Interesting title. I'm referring, of course, to World of Warcraft, a game I'm reluctant to inflict on my group, but that I really enjoy solitaire. I've found that playing two characters is the best bang for the buck, and the least confusing. This time out, I tried a couple of Horde characters, the sneaky backstabber and the mage/zombie chick/guy. Talk about gender-ambiguous art.
While I enjoy the game, it takes a very long time to set up, and uses a lot of table space. Since I had a couple of spare Plano boxes of differing depths/configurations, I thought to use them to organize the pieces better than the little ziplocks I'd been using.

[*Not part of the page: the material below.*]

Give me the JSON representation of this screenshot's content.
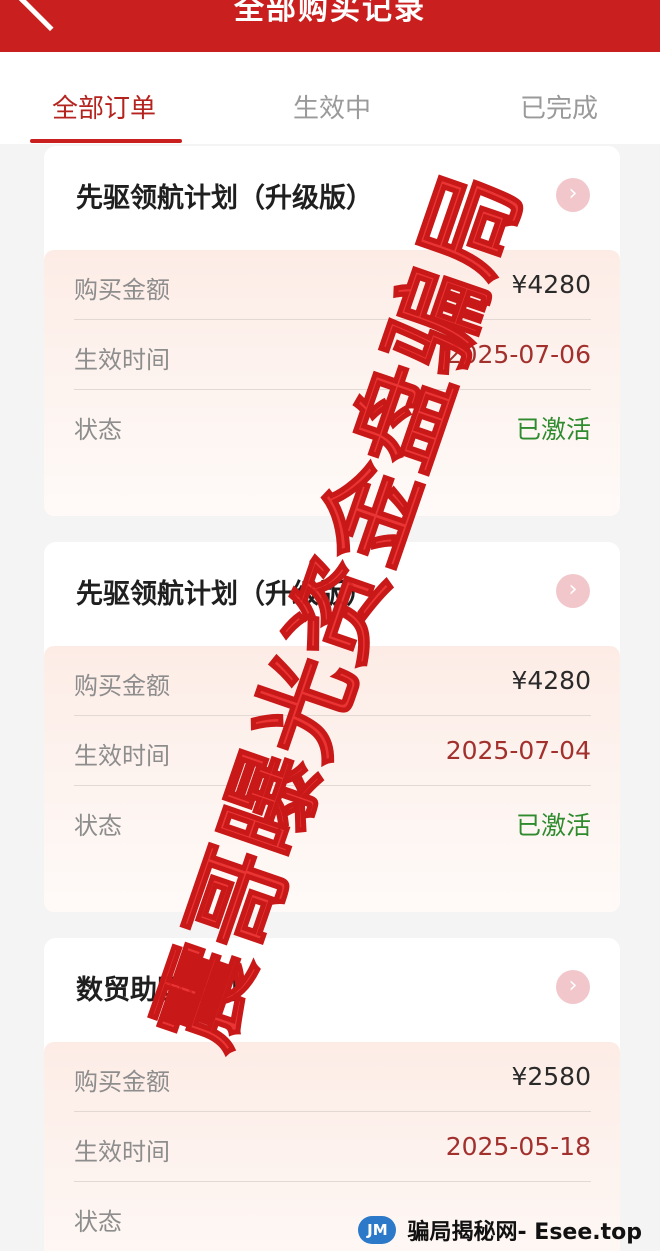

The thinner box is used for all of the smaller critters, and markers used during the game (money, health, energy, stuns, etc). The critters just fit. The thicker box I used for all of the prep materials: character figures, cards, and tokens; Quest markers, dice, things you take out once and are pretty much in use throughout the game. That box goes back in the big box, and off you go. While I was able to fit the small item cards in this Plano, the big cards, as well as the big figures, had to go in baggies to avoid the inevitable ravages of the Rubber Band.
Even better news: with the box top open on the thin box, it lays flat enough to act as a dice corral/drink coaster. I even gained a bit of table space, and the game moved along faster as I didn't have to spend as much time figuring out if I'd taken all of the critters out of a given baggie. This is the only way to go, I will have to do the same for Descent and perhaps even Railway Tycoon, and even Doom if I can find a Plano that will fit. That should make for an interesting trip to the local sporting goods store, me and a Doom box. Hope my health insurance covers getting pummelled by rednecks.
Clean up was just as fast as setup. I figure this saves about 30-45 minutes over the course of a game, making this something I can reasonably play within two hours from clear table to clear table. In my house, where the table is pretty small and my wife prefers not to have games set up for days on end, this is A Very Good Thing.
As for the game, not so good. After making a couple of mistakes at the start (forgetting to add the Talent when the characters advanced and losing almost every combat in the first six turns), I restarted. The Horsey-sneaky guy did great, getting up to nearly 5th level before the Wandering Dragon got to the Bulwark (this is my favorite Overlord, although I do draw them randomly), but the Androgynous Wizard had a very difficult time getting out of 2nd gear. First, I forgot to buy the Polymorph power that allowed the character to ignore any independent critters (a critical mistake), then there was only one 2nd level quest left, and the character was physically incapable of defeating it within two combat rounds because they couldn't roll enough dice to kill the higher end amphibian thingie.
Can you tell I don't play the MMORPG?
Of course, by the time I got all of this figured out (and lost again, which kills two turns for that character once they recharge and move), the Dragon Overlord reached the Bulwark, and off we went to tango. Fortunately, no extra bonus characters from using the solitaire rules from the 'Geek, so all I had to do was score 26 hits in a couple of rounds. Sadly, much of my points came from attrition with Horsey-sneaky guy, and while I did quite well in the first round, I was slammed in the second when my red dice failed miserably. Horsey-Sneaky Guy is great the first round, then everything falls apart because he isn't quite so stealthy once the opposition knows he's there. Sadly, the dynamic duo managed to score only a couple of extra damage points before turning into Horde BBQ. Which is quite yummy with a little soy sauce.
Still, it was good fun, made more fun through the streamlined setup/access/teardown process. The fun thing about this game is discovering the various classes and how they can advance in different ways, and how they can compliment each other. While I think the downtime would kill this in it's original form for almost everyone in my gaming group, the solitaire/cooperative version is quite playable and entertaining if you don't mind playing against the game instead of the other team.
One thing I do want to add is some colored cubes to help mark special spaces. There are markers included, but you have to look through the cards to see which is which, and it can take a little while. By putting a matching cube in each region, you can find the card a bit quicker. However, in all of my solo games, I have gone after perhaps two of these "side quests," as they tend to be of questionable value in the solitaire version where you are always the stronger faction. It almost always comes down to whether or not the side quest is conveniently located or not to a character who can handle it. In a competitive game, I could see this as a way to catch up, especially if there were six players spread out around the board. In a two-player cooperative game, they really don't come into play.
It's great to have found a complex, story-driven game that doesn't require me to relearn a 20 page rulebook and spend two hours setting up, as most wargames do. By the time I get the game set up, I usually don't have the time to finish before the cleaning people show up and bump all of the pieces. I sh*t you not, at one time they would pick up each individual counter of a hex-based game and dust around them. And put them back correctly. I felt guilty for weeks! Anyway, I'm really enjoying this title and am looking forward to the expansions (although no brass figures for me, my income isn't that disposable).